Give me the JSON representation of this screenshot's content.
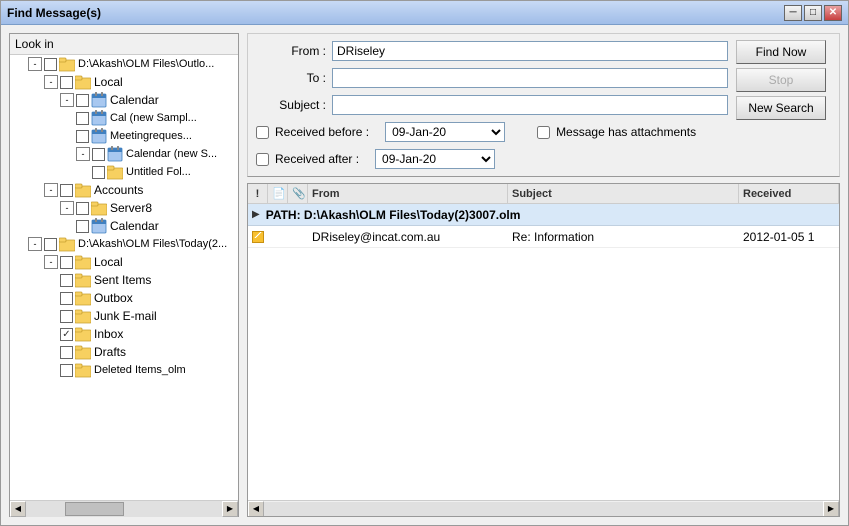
{
  "window": {
    "title": "Find Message(s)"
  },
  "lookIn": {
    "label": "Look in"
  },
  "tree": {
    "items": [
      {
        "id": "root",
        "label": "D:\\Akash\\OLM Files\\Outlo...",
        "indent": 0,
        "expanded": true,
        "hasExpander": true,
        "icon": "folder",
        "checked": false
      },
      {
        "id": "local1",
        "label": "Local",
        "indent": 1,
        "expanded": true,
        "hasExpander": true,
        "icon": "folder",
        "checked": false
      },
      {
        "id": "calendar",
        "label": "Calendar",
        "indent": 2,
        "expanded": true,
        "hasExpander": true,
        "icon": "calendar",
        "checked": false
      },
      {
        "id": "cal-new-sample",
        "label": "Cal (new Sampl...",
        "indent": 3,
        "hasExpander": false,
        "icon": "calendar",
        "checked": false
      },
      {
        "id": "meetingrequest",
        "label": "Meetingreques...",
        "indent": 3,
        "hasExpander": false,
        "icon": "calendar",
        "checked": false
      },
      {
        "id": "calendar-new",
        "label": "Calendar (new S...",
        "indent": 3,
        "expanded": true,
        "hasExpander": true,
        "icon": "calendar",
        "checked": false
      },
      {
        "id": "untitled-fol",
        "label": "Untitled Fol...",
        "indent": 4,
        "hasExpander": false,
        "icon": "folder",
        "checked": false
      },
      {
        "id": "accounts",
        "label": "Accounts",
        "indent": 1,
        "expanded": true,
        "hasExpander": true,
        "icon": "folder",
        "checked": false
      },
      {
        "id": "server8",
        "label": "Server8",
        "indent": 2,
        "expanded": true,
        "hasExpander": true,
        "icon": "folder",
        "checked": false
      },
      {
        "id": "calendar2",
        "label": "Calendar",
        "indent": 3,
        "hasExpander": false,
        "icon": "calendar",
        "checked": false
      },
      {
        "id": "root2",
        "label": "D:\\Akash\\OLM Files\\Today(2...",
        "indent": 0,
        "expanded": true,
        "hasExpander": true,
        "icon": "folder",
        "checked": false
      },
      {
        "id": "local2",
        "label": "Local",
        "indent": 1,
        "expanded": true,
        "hasExpander": true,
        "icon": "folder",
        "checked": false
      },
      {
        "id": "sent-items",
        "label": "Sent Items",
        "indent": 2,
        "hasExpander": false,
        "icon": "folder",
        "checked": false
      },
      {
        "id": "outbox",
        "label": "Outbox",
        "indent": 2,
        "hasExpander": false,
        "icon": "folder",
        "checked": false
      },
      {
        "id": "junk-email",
        "label": "Junk E-mail",
        "indent": 2,
        "hasExpander": false,
        "icon": "folder",
        "checked": false
      },
      {
        "id": "inbox",
        "label": "Inbox",
        "indent": 2,
        "hasExpander": false,
        "icon": "folder",
        "checked": true
      },
      {
        "id": "drafts",
        "label": "Drafts",
        "indent": 2,
        "hasExpander": false,
        "icon": "folder",
        "checked": false
      },
      {
        "id": "deleted",
        "label": "Deleted Items_olm",
        "indent": 2,
        "hasExpander": false,
        "icon": "folder-delete",
        "checked": false
      }
    ]
  },
  "form": {
    "from_label": "From :",
    "from_value": "DRiseley",
    "to_label": "To :",
    "to_value": "",
    "subject_label": "Subject :",
    "subject_value": "",
    "received_before_label": "Received before :",
    "received_before_value": "09-Jan-20",
    "received_after_label": "Received after :",
    "received_after_value": "09-Jan-20",
    "message_has_attachments_label": "Message has attachments"
  },
  "buttons": {
    "find_now": "Find Now",
    "stop": "Stop",
    "new_search": "New Search"
  },
  "results": {
    "columns": {
      "exclamation": "!",
      "doc": "📄",
      "attach": "📎",
      "from": "From",
      "subject": "Subject",
      "received": "Received"
    },
    "path_row": "PATH: D:\\Akash\\OLM Files\\Today(2)3007.olm",
    "rows": [
      {
        "from": "DRiseley@incat.com.au",
        "subject": "Re: Information",
        "received": "2012-01-05 1"
      }
    ]
  }
}
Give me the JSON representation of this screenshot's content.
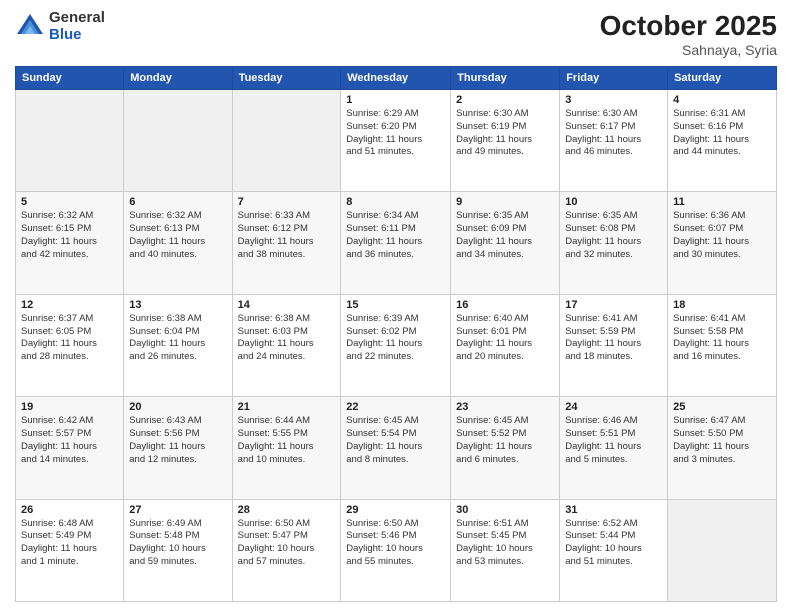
{
  "header": {
    "logo_general": "General",
    "logo_blue": "Blue",
    "month": "October 2025",
    "location": "Sahnaya, Syria"
  },
  "days_of_week": [
    "Sunday",
    "Monday",
    "Tuesday",
    "Wednesday",
    "Thursday",
    "Friday",
    "Saturday"
  ],
  "weeks": [
    [
      {
        "day": "",
        "detail": ""
      },
      {
        "day": "",
        "detail": ""
      },
      {
        "day": "",
        "detail": ""
      },
      {
        "day": "1",
        "detail": "Sunrise: 6:29 AM\nSunset: 6:20 PM\nDaylight: 11 hours\nand 51 minutes."
      },
      {
        "day": "2",
        "detail": "Sunrise: 6:30 AM\nSunset: 6:19 PM\nDaylight: 11 hours\nand 49 minutes."
      },
      {
        "day": "3",
        "detail": "Sunrise: 6:30 AM\nSunset: 6:17 PM\nDaylight: 11 hours\nand 46 minutes."
      },
      {
        "day": "4",
        "detail": "Sunrise: 6:31 AM\nSunset: 6:16 PM\nDaylight: 11 hours\nand 44 minutes."
      }
    ],
    [
      {
        "day": "5",
        "detail": "Sunrise: 6:32 AM\nSunset: 6:15 PM\nDaylight: 11 hours\nand 42 minutes."
      },
      {
        "day": "6",
        "detail": "Sunrise: 6:32 AM\nSunset: 6:13 PM\nDaylight: 11 hours\nand 40 minutes."
      },
      {
        "day": "7",
        "detail": "Sunrise: 6:33 AM\nSunset: 6:12 PM\nDaylight: 11 hours\nand 38 minutes."
      },
      {
        "day": "8",
        "detail": "Sunrise: 6:34 AM\nSunset: 6:11 PM\nDaylight: 11 hours\nand 36 minutes."
      },
      {
        "day": "9",
        "detail": "Sunrise: 6:35 AM\nSunset: 6:09 PM\nDaylight: 11 hours\nand 34 minutes."
      },
      {
        "day": "10",
        "detail": "Sunrise: 6:35 AM\nSunset: 6:08 PM\nDaylight: 11 hours\nand 32 minutes."
      },
      {
        "day": "11",
        "detail": "Sunrise: 6:36 AM\nSunset: 6:07 PM\nDaylight: 11 hours\nand 30 minutes."
      }
    ],
    [
      {
        "day": "12",
        "detail": "Sunrise: 6:37 AM\nSunset: 6:05 PM\nDaylight: 11 hours\nand 28 minutes."
      },
      {
        "day": "13",
        "detail": "Sunrise: 6:38 AM\nSunset: 6:04 PM\nDaylight: 11 hours\nand 26 minutes."
      },
      {
        "day": "14",
        "detail": "Sunrise: 6:38 AM\nSunset: 6:03 PM\nDaylight: 11 hours\nand 24 minutes."
      },
      {
        "day": "15",
        "detail": "Sunrise: 6:39 AM\nSunset: 6:02 PM\nDaylight: 11 hours\nand 22 minutes."
      },
      {
        "day": "16",
        "detail": "Sunrise: 6:40 AM\nSunset: 6:01 PM\nDaylight: 11 hours\nand 20 minutes."
      },
      {
        "day": "17",
        "detail": "Sunrise: 6:41 AM\nSunset: 5:59 PM\nDaylight: 11 hours\nand 18 minutes."
      },
      {
        "day": "18",
        "detail": "Sunrise: 6:41 AM\nSunset: 5:58 PM\nDaylight: 11 hours\nand 16 minutes."
      }
    ],
    [
      {
        "day": "19",
        "detail": "Sunrise: 6:42 AM\nSunset: 5:57 PM\nDaylight: 11 hours\nand 14 minutes."
      },
      {
        "day": "20",
        "detail": "Sunrise: 6:43 AM\nSunset: 5:56 PM\nDaylight: 11 hours\nand 12 minutes."
      },
      {
        "day": "21",
        "detail": "Sunrise: 6:44 AM\nSunset: 5:55 PM\nDaylight: 11 hours\nand 10 minutes."
      },
      {
        "day": "22",
        "detail": "Sunrise: 6:45 AM\nSunset: 5:54 PM\nDaylight: 11 hours\nand 8 minutes."
      },
      {
        "day": "23",
        "detail": "Sunrise: 6:45 AM\nSunset: 5:52 PM\nDaylight: 11 hours\nand 6 minutes."
      },
      {
        "day": "24",
        "detail": "Sunrise: 6:46 AM\nSunset: 5:51 PM\nDaylight: 11 hours\nand 5 minutes."
      },
      {
        "day": "25",
        "detail": "Sunrise: 6:47 AM\nSunset: 5:50 PM\nDaylight: 11 hours\nand 3 minutes."
      }
    ],
    [
      {
        "day": "26",
        "detail": "Sunrise: 6:48 AM\nSunset: 5:49 PM\nDaylight: 11 hours\nand 1 minute."
      },
      {
        "day": "27",
        "detail": "Sunrise: 6:49 AM\nSunset: 5:48 PM\nDaylight: 10 hours\nand 59 minutes."
      },
      {
        "day": "28",
        "detail": "Sunrise: 6:50 AM\nSunset: 5:47 PM\nDaylight: 10 hours\nand 57 minutes."
      },
      {
        "day": "29",
        "detail": "Sunrise: 6:50 AM\nSunset: 5:46 PM\nDaylight: 10 hours\nand 55 minutes."
      },
      {
        "day": "30",
        "detail": "Sunrise: 6:51 AM\nSunset: 5:45 PM\nDaylight: 10 hours\nand 53 minutes."
      },
      {
        "day": "31",
        "detail": "Sunrise: 6:52 AM\nSunset: 5:44 PM\nDaylight: 10 hours\nand 51 minutes."
      },
      {
        "day": "",
        "detail": ""
      }
    ]
  ]
}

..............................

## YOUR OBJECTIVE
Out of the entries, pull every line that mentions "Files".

## TASK OUTPUT
        "label": "D:\\Akash\\OLM Files\\Outlo...",
        "label": "D:\\Akash\\OLM Files\\Today(2...",
    "path_row": "PATH: D:\\Akash\\OLM Files\\Today(2)3007.olm",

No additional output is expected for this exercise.